People appreciate when someone looks up restaurants ahead of time rather than waiting until the last minute when everyone's hungry...and it works out for you too, because it'll make for a stress-free eating experience!
Advocating for yourself when eating out is a great way to ensure you enjoy the experience of being with friends and family without stressing about what you'll eat and whether it will cause symptoms.
Preparation is key: review menus ahead of time if possible, make recommendations to your friends or family about where to eat, and ask the restaurant to accommodate your dietary needs to make sure you enjoy your time there - you are their customer after all.
If you're at a phase in your IBD journey where you don't feel quite ready to eat out in a group, that’s okay too. Here are some resources that can help you stay nourished.
The path to feeling better isn’t linear, but with the right guidance and support you can enjoy dining out without stress or fear of triggering symptoms.

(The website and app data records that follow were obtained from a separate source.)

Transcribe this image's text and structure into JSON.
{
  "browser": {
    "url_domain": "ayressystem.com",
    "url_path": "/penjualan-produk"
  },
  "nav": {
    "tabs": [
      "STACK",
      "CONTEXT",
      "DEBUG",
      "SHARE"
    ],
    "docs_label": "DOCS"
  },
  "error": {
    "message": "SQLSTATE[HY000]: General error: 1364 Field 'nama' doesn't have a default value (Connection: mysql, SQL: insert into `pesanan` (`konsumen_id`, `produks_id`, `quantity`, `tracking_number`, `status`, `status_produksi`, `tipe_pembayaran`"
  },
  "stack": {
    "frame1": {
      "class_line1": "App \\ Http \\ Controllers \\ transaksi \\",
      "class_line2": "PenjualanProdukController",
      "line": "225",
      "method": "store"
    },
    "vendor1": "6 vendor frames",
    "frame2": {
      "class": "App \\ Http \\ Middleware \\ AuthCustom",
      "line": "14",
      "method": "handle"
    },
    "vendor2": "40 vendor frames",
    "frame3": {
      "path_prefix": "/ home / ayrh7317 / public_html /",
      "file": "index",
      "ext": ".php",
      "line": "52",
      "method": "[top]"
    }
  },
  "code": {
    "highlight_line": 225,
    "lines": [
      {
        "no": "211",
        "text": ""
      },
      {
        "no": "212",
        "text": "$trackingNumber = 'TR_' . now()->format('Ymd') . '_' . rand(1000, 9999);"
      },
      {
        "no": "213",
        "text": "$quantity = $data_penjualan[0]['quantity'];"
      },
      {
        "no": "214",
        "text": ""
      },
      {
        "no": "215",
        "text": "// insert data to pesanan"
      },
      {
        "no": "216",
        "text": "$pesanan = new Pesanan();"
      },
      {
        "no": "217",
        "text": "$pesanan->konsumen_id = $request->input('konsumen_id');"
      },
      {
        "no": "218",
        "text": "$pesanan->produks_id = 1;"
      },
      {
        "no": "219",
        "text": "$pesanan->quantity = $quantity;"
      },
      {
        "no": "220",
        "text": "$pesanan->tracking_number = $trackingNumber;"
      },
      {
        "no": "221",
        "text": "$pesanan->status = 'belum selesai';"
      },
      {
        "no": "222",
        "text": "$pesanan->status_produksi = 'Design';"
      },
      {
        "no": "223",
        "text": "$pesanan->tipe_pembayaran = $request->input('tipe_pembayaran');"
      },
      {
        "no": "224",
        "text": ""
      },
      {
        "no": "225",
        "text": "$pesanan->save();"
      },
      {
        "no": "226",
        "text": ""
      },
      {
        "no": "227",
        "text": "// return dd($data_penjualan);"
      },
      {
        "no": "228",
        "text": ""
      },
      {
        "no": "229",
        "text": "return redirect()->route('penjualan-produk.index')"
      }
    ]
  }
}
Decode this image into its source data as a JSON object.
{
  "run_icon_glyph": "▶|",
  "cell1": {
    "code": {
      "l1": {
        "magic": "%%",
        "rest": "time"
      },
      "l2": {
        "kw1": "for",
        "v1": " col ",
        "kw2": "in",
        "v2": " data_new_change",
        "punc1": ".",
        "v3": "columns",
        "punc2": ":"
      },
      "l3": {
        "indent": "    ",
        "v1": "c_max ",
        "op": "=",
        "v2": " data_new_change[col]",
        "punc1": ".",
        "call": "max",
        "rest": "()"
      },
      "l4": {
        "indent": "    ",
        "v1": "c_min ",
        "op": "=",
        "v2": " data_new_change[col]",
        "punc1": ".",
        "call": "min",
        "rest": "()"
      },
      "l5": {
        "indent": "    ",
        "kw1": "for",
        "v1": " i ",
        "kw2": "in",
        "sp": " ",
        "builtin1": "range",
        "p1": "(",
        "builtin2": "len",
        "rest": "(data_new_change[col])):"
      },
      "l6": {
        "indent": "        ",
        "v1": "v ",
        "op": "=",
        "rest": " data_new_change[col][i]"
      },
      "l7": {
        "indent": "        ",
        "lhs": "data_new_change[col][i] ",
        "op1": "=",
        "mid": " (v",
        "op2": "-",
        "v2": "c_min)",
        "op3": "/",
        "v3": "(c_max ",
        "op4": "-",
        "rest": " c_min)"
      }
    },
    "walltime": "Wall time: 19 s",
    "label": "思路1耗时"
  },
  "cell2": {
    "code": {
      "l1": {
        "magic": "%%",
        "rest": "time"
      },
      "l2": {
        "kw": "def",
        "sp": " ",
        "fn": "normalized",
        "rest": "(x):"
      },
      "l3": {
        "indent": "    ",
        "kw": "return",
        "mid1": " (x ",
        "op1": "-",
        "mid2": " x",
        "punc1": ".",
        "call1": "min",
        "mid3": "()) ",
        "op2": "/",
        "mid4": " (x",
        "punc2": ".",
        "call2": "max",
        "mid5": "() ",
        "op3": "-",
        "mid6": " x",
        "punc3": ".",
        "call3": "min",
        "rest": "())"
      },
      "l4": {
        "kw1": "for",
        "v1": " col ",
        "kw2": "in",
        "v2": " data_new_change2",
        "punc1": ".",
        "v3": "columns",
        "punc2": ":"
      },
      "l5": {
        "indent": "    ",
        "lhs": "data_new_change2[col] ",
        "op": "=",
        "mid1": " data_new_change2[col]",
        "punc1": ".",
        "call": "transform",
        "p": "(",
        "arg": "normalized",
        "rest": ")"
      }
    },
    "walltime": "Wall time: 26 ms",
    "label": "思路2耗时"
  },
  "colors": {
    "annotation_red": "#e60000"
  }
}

If you'd like to build your confidence when dining out and are looking for some support, we're here to help. Learn how working with one of our IBD dietitians can help you achieve your health goals.
- Buret A. G. (2006). How stress induces intestinal hypersensitivity. The American journal of pathology, 168(1), 3–5. https://doi.org/10.2353/ajpath.2006.050958
- Argyriou, K., Kapsoritakis, A., Oikonomou, K., Manolakis, A., Tsakiridou, E., & Potamianos, S. (2017). Disability in Patients with Inflammatory Bowel Disease: Correlations with Quality of Life and Patient's Characteristics. Canadian journal of gastroenterology & hepatology, 2017, 6138105. https://doi.org/10.1155/2017/6138105
- Homan, K. J., & Sirois, F. M. (2017). Self-compassion and physical health: Exploring the roles of perceived stress and health-promoting behaviors. Health psychology open, 4(2), 2055102917729542. https://doi.org/10.1177/2055102917729542